While its story is rudimentary, its simplicity allows audiences to focus on the action output of the film. That’s not an excuse, only a comment. Its story leaves much to be desired if the glamour of hand-to-hand combat, shootouts and chase scenes don’t catch your fancy. Director Ilya Naishuller relies on his action and almost avoids writing a story. Through a plot point, our main character, who we can’t see, is left mute. He doesn’t say a word the entire film, which isn’t to say he doesn’t have personality but his range is handicapped. If he was an established character, such as a video game character like Master Chief or Lara Croft, it’s not as much of a problem.
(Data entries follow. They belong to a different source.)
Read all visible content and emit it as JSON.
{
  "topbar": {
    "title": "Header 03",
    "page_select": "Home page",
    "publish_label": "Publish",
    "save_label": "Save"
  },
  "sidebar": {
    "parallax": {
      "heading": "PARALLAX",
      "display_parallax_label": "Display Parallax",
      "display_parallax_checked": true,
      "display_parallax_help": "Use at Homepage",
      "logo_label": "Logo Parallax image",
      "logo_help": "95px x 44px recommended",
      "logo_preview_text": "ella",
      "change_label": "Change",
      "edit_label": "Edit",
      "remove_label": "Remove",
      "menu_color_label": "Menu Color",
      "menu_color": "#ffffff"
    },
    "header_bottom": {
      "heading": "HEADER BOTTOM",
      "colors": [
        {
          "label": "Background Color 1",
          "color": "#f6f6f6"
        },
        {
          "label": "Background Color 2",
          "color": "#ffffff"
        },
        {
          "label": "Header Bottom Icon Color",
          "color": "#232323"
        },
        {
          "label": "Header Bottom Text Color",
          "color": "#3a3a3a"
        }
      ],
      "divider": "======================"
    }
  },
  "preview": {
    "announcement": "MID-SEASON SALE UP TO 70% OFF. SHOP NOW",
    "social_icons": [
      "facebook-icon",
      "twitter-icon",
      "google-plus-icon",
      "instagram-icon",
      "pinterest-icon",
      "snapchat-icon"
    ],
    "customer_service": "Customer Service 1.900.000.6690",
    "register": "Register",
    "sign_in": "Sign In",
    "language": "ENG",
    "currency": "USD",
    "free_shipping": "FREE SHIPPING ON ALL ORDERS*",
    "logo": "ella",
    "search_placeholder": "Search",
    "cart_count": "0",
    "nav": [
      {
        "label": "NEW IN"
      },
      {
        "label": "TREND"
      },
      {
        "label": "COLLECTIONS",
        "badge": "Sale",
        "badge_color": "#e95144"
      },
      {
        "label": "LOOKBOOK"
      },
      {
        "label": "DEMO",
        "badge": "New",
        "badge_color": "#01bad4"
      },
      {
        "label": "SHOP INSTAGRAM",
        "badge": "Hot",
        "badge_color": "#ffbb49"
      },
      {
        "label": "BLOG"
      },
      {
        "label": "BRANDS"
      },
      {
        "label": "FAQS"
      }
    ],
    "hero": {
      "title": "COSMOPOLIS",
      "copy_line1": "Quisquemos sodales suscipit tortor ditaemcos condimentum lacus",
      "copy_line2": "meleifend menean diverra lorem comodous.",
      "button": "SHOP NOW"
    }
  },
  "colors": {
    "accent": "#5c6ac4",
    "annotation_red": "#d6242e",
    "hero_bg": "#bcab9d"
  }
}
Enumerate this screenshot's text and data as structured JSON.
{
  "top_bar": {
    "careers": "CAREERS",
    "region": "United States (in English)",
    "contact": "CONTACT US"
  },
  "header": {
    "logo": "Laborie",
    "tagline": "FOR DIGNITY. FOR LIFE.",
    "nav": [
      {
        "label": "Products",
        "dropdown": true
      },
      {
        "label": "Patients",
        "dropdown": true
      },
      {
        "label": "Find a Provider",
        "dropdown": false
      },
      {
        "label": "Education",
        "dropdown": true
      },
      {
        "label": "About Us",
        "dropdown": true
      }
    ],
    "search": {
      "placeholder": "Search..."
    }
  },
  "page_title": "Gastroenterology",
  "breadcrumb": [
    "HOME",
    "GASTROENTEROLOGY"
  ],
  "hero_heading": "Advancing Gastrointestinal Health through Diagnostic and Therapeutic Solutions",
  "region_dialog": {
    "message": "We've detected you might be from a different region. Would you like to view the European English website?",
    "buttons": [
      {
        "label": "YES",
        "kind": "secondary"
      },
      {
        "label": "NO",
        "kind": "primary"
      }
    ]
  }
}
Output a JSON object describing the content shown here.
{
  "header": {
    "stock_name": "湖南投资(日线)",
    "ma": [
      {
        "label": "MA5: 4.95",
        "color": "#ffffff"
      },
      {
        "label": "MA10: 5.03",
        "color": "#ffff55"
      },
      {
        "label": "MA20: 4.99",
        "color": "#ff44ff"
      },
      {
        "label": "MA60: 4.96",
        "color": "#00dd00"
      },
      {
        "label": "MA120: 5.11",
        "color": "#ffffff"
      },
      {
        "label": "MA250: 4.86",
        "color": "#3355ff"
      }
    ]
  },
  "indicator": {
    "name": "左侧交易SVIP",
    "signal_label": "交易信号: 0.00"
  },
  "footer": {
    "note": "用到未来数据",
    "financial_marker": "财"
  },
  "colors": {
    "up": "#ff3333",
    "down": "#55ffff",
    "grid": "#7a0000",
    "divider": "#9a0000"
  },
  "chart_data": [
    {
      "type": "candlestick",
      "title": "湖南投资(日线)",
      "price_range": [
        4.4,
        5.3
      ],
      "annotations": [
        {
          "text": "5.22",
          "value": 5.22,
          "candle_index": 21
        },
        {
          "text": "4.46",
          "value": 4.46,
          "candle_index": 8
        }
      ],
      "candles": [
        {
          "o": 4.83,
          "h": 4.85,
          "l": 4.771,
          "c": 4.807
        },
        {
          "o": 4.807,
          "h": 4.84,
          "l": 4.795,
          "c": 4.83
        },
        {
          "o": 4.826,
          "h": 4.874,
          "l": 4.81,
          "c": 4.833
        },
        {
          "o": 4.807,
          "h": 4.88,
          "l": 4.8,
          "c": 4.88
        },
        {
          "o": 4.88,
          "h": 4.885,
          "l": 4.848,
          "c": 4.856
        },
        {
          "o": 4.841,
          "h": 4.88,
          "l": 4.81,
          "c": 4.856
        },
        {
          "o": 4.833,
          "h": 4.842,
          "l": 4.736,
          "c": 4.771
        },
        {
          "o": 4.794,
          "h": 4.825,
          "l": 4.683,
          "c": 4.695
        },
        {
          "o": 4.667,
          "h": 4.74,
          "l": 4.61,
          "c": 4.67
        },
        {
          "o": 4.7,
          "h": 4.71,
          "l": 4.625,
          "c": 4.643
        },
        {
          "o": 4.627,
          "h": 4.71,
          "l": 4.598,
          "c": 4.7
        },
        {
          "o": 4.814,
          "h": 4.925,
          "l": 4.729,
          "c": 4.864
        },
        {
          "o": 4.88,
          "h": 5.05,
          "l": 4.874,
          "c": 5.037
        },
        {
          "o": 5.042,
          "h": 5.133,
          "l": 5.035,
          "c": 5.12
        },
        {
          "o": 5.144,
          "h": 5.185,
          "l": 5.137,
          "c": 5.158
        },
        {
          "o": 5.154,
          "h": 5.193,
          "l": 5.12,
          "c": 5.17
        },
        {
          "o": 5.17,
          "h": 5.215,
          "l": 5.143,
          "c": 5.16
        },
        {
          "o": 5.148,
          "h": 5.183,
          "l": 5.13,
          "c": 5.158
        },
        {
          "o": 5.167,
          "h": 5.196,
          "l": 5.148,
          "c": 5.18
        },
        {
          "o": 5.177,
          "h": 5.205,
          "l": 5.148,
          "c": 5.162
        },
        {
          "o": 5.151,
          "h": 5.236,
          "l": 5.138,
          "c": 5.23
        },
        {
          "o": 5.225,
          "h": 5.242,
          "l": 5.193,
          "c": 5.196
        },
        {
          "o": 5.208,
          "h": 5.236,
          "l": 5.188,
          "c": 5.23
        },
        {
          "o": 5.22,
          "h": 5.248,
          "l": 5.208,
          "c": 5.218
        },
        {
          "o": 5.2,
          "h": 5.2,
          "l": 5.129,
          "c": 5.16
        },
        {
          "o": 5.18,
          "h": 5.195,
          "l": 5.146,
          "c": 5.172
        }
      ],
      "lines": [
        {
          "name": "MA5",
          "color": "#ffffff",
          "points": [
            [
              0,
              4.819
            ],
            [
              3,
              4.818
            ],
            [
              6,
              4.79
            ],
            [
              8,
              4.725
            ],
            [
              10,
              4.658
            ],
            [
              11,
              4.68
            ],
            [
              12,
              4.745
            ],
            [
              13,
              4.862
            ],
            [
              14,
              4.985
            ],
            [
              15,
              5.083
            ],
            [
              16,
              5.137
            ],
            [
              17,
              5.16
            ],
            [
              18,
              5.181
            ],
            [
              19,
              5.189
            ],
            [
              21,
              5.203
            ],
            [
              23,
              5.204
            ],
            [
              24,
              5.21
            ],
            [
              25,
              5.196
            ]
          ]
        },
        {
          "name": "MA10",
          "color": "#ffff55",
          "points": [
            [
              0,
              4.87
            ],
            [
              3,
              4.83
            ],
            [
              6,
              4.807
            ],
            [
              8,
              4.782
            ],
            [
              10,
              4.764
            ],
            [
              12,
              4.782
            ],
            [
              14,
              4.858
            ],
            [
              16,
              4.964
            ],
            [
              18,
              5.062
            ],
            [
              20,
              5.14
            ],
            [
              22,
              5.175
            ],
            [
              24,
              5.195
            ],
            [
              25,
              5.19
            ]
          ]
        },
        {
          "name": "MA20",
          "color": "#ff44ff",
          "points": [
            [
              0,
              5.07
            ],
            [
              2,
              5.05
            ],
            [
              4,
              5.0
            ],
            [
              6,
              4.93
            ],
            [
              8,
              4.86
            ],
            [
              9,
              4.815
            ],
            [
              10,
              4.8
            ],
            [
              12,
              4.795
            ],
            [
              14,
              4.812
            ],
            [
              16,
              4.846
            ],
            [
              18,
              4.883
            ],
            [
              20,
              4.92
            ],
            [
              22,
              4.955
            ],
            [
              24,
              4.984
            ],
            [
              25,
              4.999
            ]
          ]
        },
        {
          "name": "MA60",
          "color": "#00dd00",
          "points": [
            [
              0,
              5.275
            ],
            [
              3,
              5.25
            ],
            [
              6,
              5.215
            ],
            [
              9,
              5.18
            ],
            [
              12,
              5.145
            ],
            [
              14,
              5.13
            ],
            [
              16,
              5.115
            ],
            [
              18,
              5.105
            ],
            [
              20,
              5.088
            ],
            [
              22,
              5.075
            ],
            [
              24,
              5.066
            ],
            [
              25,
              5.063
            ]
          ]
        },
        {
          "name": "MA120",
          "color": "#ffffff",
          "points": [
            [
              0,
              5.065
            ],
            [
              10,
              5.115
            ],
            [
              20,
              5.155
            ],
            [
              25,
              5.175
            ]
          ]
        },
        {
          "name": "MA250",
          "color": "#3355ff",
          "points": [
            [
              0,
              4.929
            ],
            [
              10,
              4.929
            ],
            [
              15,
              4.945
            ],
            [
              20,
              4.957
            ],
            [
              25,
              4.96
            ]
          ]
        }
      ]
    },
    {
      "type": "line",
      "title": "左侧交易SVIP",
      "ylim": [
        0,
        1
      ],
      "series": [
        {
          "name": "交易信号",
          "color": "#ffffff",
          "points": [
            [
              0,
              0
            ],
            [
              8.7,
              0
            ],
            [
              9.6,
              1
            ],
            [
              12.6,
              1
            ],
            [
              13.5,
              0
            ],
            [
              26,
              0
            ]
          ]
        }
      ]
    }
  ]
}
We already have a pretty good idea of who’s at the head of our rendezvous. Henry is an unknown and remains that way at the story’s end. He’s a pair of eyeballs for us, an avatar in a sci-fi tale. He is a person though, not a machine and one feels slighted when the film spends so little time with him. Our villain is a pompous drama king who overexaggerates everything with no character parameters. Sharlto Copley’s character is engaging and serves as a talking tutorial for those who choose to watch this, but also feels like a charade by film’s end.
Once again, if you’re new to my blog, I’ve always ranked movies on a scale of 0-100 (I don’t know why, I just always have). Here’s the grading scale.
80-89 It was a pretty good movie and definitely one worth seeing, but it doesn’t quite scratch my top ten percentile. (Olympus Has Fallen, The Cable Guy, The Cabin in the Woods, Tears of the Sun, Edge of Tomorrow)
60-69 It’s got plenty wrong with it but I still got enjoyment out of this one. (Batman v Superman: Dawn of Justice, Pride and Prejudice and Zombies, The Hunger Games: Mockingjay Part 2, Beasts of No Nation, Terminator: Genisys)
40-49 This movie is just mediocre. It’s not doing anything other than the bare minimal, so morbidly boring that sometimes I’m actually angry I watched this. (War, The Ridiculous 6, The Lost Boys, Zombeavers, Crank)
30-39 Definitely worse than mediocre, the 30′s ironically define the 1930′s, full of depression, lack of accomplishments, poverty and just so dumb. (Centurion, Planet of the Apes, Stonados, Redemption, Pride and Prejudice)
0-19 Watching this movie resulted in one or more of the following: seizure, loss of brain cells, falling asleep/unconsciousness, feel you wasted your time/day, accomplished nothing for you, left the movie knowing less about it then you did going into it, constantly asking yourself why you came to see this movie, or near-death experience. In short, staring at a wall was just as entertaining as watching this movie. This movie deserved a sticker or a label that said, “WARNING: EXTREME AMOUNT OF SUCKAGE.” (The Coed and the Zombie Stoner, The Forbidden Dimensions, Cyborg, Outcast, Sabotage)
My score for Hardcore Henry: 64.
At film’s end, you want to rally for Hardcore Henry and applaud the action standard it regularly sets and meets for itself as well as the repertoire of emotions it manages in its set pieces, but I can’t deny another part of me is a bit peeved at the story’s mediocre success.